(June 6) Florida’s fight against the citrus canker disease has officially changed course.

Florida Gov. Jeb Bush signed senate bill 994, the “Citrus Disease Management” bill, May 31.

The bill replaces the state’s longtime canker eradication system with a citrus disease management and control program.

The law removes eradication references and requires the Florida Department of Agriculture and Consumer Services to start a comprehensive citrus health plan to reduce the affect of citrus pests and diseases and allow the state’s packers to ship fruit to other states and countries, said Ray Gilmer, director of public affairs for the Florida Fruit & Vegetable Association, Maitland.

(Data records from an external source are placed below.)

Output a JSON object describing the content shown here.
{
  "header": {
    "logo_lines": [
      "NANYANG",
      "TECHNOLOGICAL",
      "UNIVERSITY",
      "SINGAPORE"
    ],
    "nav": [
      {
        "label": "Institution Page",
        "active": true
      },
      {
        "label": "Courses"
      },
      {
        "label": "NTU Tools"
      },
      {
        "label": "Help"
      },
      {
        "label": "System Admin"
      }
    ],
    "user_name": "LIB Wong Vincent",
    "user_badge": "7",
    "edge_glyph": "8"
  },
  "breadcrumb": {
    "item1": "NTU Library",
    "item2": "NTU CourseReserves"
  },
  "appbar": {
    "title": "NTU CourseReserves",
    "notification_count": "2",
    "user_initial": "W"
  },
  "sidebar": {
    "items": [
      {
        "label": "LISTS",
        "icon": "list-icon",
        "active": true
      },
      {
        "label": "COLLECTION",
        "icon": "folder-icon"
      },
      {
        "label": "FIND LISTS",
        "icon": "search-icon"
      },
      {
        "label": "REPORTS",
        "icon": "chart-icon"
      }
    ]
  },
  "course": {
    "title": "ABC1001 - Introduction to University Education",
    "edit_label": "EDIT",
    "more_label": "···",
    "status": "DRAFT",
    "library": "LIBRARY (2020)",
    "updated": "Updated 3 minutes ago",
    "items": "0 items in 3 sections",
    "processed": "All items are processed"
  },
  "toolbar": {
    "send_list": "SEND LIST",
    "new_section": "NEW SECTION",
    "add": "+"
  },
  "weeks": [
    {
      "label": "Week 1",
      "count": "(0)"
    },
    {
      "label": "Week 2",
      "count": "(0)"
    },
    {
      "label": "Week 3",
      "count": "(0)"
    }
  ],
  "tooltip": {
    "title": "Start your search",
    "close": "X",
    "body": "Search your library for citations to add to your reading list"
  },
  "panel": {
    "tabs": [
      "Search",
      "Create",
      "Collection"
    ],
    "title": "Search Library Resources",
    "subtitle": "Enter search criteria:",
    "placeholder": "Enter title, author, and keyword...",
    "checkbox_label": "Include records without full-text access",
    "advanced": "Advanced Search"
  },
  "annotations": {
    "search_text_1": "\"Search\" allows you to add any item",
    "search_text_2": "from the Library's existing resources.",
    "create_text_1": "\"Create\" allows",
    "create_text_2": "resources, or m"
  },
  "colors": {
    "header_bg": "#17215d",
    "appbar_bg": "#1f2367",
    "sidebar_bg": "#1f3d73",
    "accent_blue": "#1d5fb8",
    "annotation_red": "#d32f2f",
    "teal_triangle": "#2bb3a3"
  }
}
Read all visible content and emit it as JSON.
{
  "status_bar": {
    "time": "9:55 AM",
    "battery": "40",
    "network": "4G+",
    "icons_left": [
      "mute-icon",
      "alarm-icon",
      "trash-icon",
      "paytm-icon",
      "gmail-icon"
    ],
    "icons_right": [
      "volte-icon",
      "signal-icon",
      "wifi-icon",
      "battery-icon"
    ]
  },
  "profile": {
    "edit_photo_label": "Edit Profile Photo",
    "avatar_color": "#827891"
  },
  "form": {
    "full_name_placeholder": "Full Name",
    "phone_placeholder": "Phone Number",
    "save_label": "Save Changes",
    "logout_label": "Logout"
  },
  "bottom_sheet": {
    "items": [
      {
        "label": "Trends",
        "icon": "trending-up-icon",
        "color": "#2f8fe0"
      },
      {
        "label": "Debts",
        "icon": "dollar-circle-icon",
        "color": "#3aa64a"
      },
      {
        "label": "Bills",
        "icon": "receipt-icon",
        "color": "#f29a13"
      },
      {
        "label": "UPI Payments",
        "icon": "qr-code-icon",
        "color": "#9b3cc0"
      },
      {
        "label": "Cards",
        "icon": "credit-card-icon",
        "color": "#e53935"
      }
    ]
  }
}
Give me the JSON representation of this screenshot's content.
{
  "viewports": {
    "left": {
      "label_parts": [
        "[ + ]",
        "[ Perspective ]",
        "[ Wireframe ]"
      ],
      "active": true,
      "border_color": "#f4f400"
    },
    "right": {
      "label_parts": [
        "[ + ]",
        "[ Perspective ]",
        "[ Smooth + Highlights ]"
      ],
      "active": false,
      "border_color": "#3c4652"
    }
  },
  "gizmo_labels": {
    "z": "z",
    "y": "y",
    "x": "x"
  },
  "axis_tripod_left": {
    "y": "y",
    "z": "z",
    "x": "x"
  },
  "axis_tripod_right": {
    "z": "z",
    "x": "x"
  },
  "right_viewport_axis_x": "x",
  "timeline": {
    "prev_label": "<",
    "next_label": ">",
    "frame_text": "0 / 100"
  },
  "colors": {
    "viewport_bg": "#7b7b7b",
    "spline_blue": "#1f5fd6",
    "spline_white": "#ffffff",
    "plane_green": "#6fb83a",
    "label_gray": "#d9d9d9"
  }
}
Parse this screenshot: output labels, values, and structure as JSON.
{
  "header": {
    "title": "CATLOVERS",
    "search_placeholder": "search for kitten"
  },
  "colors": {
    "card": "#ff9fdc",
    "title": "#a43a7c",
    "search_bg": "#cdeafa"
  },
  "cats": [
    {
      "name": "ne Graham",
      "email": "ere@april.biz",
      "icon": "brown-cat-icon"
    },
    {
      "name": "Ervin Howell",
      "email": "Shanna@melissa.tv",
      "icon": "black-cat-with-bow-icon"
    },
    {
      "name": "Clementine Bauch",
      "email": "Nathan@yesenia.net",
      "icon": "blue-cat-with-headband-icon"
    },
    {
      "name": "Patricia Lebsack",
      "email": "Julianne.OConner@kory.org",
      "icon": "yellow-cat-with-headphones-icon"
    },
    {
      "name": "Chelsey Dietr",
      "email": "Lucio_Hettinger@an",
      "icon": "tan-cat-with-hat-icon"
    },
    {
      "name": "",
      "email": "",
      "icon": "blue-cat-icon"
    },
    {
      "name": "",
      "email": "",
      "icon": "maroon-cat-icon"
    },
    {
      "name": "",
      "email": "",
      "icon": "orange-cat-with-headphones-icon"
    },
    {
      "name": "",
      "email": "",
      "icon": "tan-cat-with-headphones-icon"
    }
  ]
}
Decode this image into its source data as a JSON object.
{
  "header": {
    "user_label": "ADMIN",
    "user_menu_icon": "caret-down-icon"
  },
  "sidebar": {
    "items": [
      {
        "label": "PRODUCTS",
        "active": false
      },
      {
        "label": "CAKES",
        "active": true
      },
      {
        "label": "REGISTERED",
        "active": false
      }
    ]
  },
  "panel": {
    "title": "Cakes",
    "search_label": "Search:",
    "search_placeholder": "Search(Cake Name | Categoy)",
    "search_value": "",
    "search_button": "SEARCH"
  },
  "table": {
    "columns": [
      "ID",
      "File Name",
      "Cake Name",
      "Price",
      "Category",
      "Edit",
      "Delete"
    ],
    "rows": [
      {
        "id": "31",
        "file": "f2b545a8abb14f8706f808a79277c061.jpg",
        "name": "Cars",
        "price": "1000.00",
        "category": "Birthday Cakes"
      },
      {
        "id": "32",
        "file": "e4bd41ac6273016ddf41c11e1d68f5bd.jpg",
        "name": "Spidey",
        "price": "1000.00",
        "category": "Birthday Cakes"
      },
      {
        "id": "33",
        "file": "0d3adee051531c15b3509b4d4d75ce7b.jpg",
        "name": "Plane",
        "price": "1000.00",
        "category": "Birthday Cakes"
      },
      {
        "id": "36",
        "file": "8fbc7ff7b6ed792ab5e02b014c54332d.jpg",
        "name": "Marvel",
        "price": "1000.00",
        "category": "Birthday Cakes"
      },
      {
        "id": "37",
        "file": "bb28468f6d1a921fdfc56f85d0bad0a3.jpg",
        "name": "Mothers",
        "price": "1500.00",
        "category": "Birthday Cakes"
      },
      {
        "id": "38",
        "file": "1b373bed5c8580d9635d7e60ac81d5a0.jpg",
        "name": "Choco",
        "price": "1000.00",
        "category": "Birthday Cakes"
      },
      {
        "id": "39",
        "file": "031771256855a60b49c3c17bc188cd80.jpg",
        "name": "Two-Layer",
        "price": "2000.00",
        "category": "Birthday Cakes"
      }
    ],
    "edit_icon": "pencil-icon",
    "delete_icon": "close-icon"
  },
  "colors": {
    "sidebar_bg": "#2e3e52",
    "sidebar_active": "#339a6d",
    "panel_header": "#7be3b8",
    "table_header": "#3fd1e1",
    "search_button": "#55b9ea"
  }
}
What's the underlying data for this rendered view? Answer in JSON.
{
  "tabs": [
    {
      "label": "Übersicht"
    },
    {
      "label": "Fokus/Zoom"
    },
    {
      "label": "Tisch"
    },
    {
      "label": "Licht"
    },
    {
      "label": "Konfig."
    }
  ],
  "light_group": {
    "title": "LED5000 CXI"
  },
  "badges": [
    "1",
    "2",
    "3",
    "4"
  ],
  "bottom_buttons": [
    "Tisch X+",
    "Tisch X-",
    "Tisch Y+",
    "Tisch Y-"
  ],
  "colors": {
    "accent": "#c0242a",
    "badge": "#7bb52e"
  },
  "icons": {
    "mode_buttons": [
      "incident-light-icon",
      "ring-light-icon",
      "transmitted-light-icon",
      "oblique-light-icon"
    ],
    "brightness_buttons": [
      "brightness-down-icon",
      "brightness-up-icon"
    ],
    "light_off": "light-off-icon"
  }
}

“It certainly puts us on a path to move forward,” he said. “The industry is energized about taking a new approach towards managing the canker problem and finding ways to grow the business.”

Gilmer said the new approach puts the industry past complete eradication that was increasingly viewed as a difficult hurdle.

Breeders are developing canker-resistant varieties that are being grown in the nurseries, Gilmer said.

“I don’t think anyone doubts that someday down the line, we will have a much better solution for canker than burning trees,” he said.

Doug Bournique, executive vice president of the Indian River Citrus League, Vero Beach, Fla., said the industry remains thankful that the governor has supported the industry.

“It (the bill) cleans up the mess that was left when the eradication program was mothballed or stopped,” he said. “It is a necessary bill that shifts the funding that we need into more research.”

The bill requires the state agriculture department to develop rules on how citrus plants can be grown, transported and planted. To prevent spread of citrus diseases, the bill also directs the department to start regulated zones of up to a mile around commercial citrus nurseries.

The bill also has provisions giving the Florida Citrus Commission more flexibility to increase box assessment rates to fund the Florida Department of Citrus, which conducts marketing and research.

The bill’s provisions take effect July 1.